Work request:
If a line in the records contains the string "Files", show that line.

Provided data:
════════════════

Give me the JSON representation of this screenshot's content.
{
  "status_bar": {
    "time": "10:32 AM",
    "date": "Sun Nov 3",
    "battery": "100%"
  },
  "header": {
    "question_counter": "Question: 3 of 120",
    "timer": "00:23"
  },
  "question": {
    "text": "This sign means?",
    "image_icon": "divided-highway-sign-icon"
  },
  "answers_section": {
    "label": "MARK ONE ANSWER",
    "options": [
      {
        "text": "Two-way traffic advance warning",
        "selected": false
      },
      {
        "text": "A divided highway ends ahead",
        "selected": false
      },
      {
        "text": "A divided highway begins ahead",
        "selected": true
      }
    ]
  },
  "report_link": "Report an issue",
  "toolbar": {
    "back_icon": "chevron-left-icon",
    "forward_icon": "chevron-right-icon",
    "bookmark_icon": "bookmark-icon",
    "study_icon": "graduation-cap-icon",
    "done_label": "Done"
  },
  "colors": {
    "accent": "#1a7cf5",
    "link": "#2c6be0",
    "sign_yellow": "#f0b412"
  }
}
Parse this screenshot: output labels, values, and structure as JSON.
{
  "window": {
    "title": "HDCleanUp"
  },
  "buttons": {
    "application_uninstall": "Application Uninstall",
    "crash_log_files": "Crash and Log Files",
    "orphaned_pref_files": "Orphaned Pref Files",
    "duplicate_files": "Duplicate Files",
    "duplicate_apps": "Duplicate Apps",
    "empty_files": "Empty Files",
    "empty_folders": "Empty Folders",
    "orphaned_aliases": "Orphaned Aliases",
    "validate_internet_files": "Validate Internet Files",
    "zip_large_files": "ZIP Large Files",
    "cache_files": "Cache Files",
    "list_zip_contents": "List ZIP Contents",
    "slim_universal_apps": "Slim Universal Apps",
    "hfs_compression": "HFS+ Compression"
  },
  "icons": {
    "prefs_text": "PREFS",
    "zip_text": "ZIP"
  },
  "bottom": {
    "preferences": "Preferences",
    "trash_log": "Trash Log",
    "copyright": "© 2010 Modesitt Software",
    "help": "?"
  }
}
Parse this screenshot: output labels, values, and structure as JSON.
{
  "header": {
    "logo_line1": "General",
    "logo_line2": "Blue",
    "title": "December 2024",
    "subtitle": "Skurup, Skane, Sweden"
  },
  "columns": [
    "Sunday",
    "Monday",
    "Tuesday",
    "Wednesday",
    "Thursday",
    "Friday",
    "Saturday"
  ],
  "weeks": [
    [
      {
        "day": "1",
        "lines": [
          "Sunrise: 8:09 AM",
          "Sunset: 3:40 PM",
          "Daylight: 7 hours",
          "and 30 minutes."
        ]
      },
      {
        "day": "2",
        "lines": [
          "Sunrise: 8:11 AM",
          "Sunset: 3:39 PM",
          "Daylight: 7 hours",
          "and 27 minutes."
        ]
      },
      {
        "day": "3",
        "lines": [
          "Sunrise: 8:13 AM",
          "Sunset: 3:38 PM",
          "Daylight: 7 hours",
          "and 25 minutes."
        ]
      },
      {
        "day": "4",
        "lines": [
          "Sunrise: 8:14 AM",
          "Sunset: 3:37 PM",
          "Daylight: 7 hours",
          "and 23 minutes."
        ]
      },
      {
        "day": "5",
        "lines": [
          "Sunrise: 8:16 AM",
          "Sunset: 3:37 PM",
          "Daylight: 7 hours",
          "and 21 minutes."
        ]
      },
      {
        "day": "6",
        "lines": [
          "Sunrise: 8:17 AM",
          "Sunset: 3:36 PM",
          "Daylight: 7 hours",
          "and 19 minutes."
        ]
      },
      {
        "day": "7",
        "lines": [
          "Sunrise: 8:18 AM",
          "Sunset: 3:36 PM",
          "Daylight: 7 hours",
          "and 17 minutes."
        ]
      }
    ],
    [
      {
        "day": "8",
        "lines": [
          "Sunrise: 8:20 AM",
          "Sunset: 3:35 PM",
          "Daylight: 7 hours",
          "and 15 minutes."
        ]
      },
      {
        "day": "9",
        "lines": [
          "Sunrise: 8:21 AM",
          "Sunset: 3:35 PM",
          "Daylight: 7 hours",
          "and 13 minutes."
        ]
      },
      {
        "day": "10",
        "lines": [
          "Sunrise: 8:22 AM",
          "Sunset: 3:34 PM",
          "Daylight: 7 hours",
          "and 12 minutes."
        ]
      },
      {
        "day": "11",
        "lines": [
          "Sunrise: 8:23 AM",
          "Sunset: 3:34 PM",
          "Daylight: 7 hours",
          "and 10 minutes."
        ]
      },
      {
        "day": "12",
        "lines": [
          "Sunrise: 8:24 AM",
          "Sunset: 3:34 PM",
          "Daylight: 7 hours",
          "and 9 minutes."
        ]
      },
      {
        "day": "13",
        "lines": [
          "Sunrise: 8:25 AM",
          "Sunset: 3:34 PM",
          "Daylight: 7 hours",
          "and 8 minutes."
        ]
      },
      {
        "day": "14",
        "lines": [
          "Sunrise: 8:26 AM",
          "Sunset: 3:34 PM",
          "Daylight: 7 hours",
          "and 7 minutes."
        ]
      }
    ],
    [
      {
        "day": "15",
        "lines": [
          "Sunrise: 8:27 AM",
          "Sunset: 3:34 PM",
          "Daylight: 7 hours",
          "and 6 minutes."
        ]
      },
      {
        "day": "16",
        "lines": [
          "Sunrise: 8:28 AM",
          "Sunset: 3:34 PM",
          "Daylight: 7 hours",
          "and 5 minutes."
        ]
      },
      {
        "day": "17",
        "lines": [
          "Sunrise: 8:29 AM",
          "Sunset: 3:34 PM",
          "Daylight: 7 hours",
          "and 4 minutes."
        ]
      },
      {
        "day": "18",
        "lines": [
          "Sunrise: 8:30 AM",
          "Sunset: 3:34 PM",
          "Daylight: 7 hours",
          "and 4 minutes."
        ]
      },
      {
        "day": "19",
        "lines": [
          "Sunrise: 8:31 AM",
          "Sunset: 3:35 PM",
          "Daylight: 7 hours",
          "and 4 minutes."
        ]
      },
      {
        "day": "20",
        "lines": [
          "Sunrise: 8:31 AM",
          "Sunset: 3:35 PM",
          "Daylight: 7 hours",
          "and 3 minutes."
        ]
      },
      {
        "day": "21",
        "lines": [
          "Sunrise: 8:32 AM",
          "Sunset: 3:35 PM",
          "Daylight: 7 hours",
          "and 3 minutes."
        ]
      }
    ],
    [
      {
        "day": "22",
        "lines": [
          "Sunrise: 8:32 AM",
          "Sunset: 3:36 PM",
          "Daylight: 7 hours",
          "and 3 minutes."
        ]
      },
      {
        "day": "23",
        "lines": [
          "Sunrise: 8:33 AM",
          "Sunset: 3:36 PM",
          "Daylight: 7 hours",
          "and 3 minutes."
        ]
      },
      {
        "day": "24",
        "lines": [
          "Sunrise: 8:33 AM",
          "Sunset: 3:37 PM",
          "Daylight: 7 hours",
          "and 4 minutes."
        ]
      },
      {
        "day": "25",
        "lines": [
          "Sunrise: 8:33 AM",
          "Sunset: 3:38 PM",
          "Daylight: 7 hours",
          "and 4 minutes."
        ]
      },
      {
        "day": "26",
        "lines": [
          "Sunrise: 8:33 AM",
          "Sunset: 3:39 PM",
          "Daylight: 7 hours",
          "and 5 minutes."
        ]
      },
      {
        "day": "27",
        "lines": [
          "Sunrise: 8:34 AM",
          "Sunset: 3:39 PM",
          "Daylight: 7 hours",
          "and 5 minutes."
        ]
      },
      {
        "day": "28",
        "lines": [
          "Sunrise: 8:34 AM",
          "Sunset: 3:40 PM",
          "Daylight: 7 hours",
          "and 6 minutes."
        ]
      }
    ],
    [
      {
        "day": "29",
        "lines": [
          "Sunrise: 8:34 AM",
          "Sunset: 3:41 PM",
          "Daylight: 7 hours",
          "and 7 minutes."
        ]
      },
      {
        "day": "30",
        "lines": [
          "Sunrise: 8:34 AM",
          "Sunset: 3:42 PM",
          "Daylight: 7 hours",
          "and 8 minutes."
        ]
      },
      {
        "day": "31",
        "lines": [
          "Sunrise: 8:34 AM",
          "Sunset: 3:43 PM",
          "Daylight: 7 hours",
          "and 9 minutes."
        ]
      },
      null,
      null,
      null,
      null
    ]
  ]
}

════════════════

Solved exercise:
    "crash_log_files": "Crash and Log Files",
    "orphaned_pref_files": "Orphaned Pref Files",
    "duplicate_files": "Duplicate Files",
    "empty_files": "Empty Files",
    "validate_internet_files": "Validate Internet Files",
    "zip_large_files": "ZIP Large Files",
    "cache_files": "Cache Files",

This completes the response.